Minister of the Environment Gilad Erdan disagrees. Arutz Sheva quotes him as saying that “the larger and stronger the Likud is, and the less dependent it is on its coalition partners, [the more] it will be able to stand firmly regarding its ideological positions, and not – as we saw in the past, regrettably – do things that do not reflect the Likud ideology.
“The stronger Likud is, the more we will be able to explain our right to this land in a strong and clear fashion…”
But it all depends on who is in the coalition. Elkins is concerned that Kadima, under Mofaz, will join, as will Yair Lapid’s new party, thus diminishing the relative weight of the Likud faction.
These are the sort of news items — among many others — that make me highly dubious about the success of sanctions against Iran:
 “The Islamic Republic News Agency, reporting this week from Beijing, says that the Chinese Shipping Association has announced that it guarantees the transportation of Iranian oil tankers.
“China is a big importer of oil especially from Iran, therefore Chinese ministries of finance and transportation, Chinese commission of development and reforms and insurance companies are to insure and guarantee transportation of Iranian oil tankers.”
 The state-run General Insurance Corp. of India (GIC) has announced that it will provide third-party liability cover of up to $50 million for ships bringing crude from Iran.
“India, which depends on imports for about 80% of its energy needs, buys 14-15 million tons of crude oil a year from Iran…”
 In spite of a UN arms embargo, Iran managed to import over $560 million in weapons over a three-year period. This is according to The Telegraph (UK), which has secured data from the Stockholm International Peace Research Institute.
According to Anna MacDonald, Oxfam Control Arms campaigns manager, Iran’s success in accessing the international arms market showed the ineffectiveness of current restrictions.
“If you are an unscrupulous government, it’s quite easy to find your way around them.”
In light of all of the above, news coming out regarding Iran’s expectations for the next round of negotiations is nothing short of sickening:
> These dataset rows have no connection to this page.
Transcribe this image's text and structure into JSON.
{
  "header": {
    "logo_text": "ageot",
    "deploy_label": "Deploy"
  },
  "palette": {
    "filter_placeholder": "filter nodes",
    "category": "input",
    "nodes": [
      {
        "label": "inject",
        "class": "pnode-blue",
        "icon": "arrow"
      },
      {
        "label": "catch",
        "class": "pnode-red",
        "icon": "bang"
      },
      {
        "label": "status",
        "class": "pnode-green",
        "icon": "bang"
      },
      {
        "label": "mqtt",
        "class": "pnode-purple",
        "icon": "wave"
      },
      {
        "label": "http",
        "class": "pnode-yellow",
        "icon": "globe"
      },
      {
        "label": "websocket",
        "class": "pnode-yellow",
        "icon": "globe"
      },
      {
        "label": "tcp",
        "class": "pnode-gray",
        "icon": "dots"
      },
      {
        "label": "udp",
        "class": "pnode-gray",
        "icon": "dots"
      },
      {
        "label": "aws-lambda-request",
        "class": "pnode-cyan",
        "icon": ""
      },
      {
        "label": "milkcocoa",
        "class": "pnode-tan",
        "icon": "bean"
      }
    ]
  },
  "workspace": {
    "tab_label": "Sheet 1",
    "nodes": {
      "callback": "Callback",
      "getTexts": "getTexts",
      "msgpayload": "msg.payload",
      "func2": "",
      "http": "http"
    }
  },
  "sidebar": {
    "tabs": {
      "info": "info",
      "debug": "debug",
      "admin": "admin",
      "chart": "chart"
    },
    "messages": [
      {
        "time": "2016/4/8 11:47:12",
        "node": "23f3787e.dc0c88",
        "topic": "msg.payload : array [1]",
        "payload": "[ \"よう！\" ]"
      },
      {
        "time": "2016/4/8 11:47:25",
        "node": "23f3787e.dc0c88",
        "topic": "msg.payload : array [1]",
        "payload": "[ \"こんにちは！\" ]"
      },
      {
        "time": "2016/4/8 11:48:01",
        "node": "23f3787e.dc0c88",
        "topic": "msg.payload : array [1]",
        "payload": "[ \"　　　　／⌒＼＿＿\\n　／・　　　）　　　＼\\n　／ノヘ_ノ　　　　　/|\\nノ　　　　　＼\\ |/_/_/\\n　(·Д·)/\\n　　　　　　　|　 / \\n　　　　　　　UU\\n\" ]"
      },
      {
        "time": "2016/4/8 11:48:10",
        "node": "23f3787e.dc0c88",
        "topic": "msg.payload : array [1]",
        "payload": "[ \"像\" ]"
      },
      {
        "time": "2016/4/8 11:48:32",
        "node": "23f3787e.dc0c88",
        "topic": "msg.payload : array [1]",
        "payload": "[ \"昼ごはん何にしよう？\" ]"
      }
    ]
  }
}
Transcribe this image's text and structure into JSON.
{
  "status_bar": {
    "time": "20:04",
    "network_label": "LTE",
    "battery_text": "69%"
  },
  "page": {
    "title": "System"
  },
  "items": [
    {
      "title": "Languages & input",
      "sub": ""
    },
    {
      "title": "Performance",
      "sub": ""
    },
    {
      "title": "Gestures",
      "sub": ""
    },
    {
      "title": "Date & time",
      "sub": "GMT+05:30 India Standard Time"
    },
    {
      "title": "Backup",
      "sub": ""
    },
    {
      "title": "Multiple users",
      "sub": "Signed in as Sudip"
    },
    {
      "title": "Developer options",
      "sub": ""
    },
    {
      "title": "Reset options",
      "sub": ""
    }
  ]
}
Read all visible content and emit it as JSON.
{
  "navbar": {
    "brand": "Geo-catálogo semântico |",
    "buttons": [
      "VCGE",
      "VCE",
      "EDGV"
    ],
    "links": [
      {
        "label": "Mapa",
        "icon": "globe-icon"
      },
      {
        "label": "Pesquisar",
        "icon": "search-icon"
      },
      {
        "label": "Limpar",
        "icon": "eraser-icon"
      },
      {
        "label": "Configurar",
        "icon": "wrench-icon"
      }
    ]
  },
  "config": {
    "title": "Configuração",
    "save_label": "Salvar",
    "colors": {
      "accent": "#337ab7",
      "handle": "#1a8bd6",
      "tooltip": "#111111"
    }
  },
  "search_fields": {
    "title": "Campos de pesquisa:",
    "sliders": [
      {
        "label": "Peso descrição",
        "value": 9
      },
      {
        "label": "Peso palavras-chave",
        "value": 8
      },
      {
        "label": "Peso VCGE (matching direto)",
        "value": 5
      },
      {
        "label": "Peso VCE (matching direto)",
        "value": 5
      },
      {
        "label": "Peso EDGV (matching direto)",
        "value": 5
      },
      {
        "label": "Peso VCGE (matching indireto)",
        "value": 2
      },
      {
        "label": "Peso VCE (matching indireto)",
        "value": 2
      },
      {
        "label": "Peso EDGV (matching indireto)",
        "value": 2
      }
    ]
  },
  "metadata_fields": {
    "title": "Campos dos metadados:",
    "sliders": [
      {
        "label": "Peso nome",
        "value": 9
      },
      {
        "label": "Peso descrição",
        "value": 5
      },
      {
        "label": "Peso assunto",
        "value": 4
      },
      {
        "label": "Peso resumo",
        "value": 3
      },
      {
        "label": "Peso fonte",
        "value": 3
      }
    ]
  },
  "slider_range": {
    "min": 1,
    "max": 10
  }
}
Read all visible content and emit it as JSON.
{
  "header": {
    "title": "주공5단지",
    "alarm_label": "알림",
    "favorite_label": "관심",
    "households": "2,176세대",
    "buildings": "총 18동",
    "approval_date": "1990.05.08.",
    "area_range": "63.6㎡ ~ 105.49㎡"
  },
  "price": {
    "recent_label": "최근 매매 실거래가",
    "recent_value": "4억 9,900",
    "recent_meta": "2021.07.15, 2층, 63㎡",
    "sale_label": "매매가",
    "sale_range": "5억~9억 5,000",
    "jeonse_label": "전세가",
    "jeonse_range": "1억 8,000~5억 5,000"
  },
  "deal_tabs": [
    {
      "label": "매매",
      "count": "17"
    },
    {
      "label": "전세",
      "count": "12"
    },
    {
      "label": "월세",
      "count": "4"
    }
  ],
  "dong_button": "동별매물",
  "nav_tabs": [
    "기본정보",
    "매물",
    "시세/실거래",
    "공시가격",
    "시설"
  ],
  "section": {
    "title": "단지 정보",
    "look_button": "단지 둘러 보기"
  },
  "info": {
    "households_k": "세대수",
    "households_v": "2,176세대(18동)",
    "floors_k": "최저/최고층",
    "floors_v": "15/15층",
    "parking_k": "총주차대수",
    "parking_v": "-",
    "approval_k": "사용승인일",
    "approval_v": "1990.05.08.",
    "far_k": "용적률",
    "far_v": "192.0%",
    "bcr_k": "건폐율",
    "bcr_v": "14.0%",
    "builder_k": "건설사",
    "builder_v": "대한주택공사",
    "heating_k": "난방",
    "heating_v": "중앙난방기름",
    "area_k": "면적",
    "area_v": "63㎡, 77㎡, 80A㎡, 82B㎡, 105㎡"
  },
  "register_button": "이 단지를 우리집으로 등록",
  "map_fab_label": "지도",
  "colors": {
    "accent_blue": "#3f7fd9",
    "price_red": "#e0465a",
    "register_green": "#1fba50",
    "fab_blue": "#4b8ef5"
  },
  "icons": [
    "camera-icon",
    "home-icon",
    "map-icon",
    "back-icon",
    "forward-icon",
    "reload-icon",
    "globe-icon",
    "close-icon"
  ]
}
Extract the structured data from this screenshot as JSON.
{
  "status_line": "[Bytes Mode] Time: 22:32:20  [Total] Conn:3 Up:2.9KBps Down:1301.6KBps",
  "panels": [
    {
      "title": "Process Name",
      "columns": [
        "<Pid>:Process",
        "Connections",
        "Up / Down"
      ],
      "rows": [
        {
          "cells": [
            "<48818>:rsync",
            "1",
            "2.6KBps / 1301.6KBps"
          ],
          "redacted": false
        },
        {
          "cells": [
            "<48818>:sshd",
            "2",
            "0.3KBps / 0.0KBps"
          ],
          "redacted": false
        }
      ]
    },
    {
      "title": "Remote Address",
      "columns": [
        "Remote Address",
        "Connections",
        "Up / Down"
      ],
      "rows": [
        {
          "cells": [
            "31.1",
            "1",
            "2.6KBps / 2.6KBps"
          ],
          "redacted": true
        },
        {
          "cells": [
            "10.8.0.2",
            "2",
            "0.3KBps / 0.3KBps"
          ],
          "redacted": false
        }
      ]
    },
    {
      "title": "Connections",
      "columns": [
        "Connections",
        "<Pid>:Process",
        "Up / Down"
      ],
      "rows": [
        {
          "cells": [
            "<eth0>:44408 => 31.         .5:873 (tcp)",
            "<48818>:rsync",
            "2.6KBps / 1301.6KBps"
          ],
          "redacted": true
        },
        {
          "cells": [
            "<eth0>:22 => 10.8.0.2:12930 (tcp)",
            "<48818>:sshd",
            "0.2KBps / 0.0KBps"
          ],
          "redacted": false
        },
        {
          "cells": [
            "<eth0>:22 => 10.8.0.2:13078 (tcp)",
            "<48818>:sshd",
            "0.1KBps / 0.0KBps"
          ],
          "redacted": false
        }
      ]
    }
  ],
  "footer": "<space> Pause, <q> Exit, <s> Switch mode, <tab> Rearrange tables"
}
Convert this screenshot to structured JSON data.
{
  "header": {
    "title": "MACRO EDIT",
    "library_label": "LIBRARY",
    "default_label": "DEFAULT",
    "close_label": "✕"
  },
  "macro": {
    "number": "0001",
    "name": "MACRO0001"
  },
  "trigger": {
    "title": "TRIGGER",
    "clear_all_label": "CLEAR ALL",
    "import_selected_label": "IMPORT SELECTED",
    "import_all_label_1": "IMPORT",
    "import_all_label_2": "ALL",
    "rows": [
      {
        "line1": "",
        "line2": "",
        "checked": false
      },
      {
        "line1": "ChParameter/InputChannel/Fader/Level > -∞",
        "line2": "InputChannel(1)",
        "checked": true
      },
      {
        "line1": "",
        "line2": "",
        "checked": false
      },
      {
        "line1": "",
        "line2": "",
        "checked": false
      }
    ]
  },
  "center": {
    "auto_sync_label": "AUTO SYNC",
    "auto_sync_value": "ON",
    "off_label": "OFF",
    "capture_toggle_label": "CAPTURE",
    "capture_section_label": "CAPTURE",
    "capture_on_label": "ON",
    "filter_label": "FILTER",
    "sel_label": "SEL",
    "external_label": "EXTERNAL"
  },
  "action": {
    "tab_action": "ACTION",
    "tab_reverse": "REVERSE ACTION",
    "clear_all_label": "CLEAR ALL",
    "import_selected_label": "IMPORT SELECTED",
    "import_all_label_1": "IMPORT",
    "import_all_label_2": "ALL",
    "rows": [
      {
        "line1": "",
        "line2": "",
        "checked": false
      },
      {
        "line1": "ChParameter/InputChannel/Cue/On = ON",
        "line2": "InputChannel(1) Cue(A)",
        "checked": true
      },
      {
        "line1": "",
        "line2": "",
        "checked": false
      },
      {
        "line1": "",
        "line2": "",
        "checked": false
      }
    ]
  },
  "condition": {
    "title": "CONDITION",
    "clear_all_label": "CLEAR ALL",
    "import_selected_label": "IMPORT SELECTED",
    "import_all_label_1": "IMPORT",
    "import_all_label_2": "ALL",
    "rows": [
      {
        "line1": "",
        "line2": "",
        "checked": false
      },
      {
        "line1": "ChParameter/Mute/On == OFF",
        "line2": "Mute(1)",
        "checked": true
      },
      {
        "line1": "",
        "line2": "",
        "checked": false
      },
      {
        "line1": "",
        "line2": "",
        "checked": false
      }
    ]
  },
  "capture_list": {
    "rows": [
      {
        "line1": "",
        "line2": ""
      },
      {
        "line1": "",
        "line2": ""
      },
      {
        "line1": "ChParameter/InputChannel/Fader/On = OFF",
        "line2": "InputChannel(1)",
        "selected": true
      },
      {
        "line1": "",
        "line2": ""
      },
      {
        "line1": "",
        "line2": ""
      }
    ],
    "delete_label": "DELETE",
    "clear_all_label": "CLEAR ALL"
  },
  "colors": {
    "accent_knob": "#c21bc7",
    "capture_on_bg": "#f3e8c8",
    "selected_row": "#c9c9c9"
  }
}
“Iran has made no secret of its hopes for the next round of nuclear negotiations with world powers: Pledges by the West to ease sanctions as a step toward deal making by Tehran….
“Iran has been careful about avoiding ultimatums in a possible sign that it sees the meeting scheduled for later this month in Baghdad as a stepping stone, not a showdown.”
So far the US has rejected the idea of reducing sanctions as a confidence building measure, but I’d be less than honest if I said I wasn’t nervous about this possibility. Hillary Clinton talks about a negotiating process. What I see is Iran conceding some small point, and then the US crowing about this and making that gesture, even though what has been conceding is sorely insufficient.
In the mixed Arab-Jewish neighborhood of Abu Tur, yesterday, a bus carrying children aged 3 – 13 was set upon by local Arabs throwing cinderblocks. The driver sped away — no one was injured but the bus was damaged.
In cooperation with the New Wave Research institute, Israel Hayom conducted a special poll last week for Independence Day. The results are heartening:
Amongst the representative sample polled, 93% are proud to be Israeli and 70% are very proud. A full 80% would rather live here than anywhere else.
Gives a perspective that is different from that of most news reports, doesn’t it?
Jerusalemites, those over 55 and the religious are happiest.
An ancient seal, dating back roughly 2,600 years to the time of the First Temple, has been found near the Temple Mount in Jerusalem.
It bears the name Matanyahu in Hebrew.
Credit: Israel Antiquities Authority
© Arlene Kushner. This material is produced by Arlene Kushner, functioning as an independent journalist. Permission is granted for it to be reproduced only with proper attribution.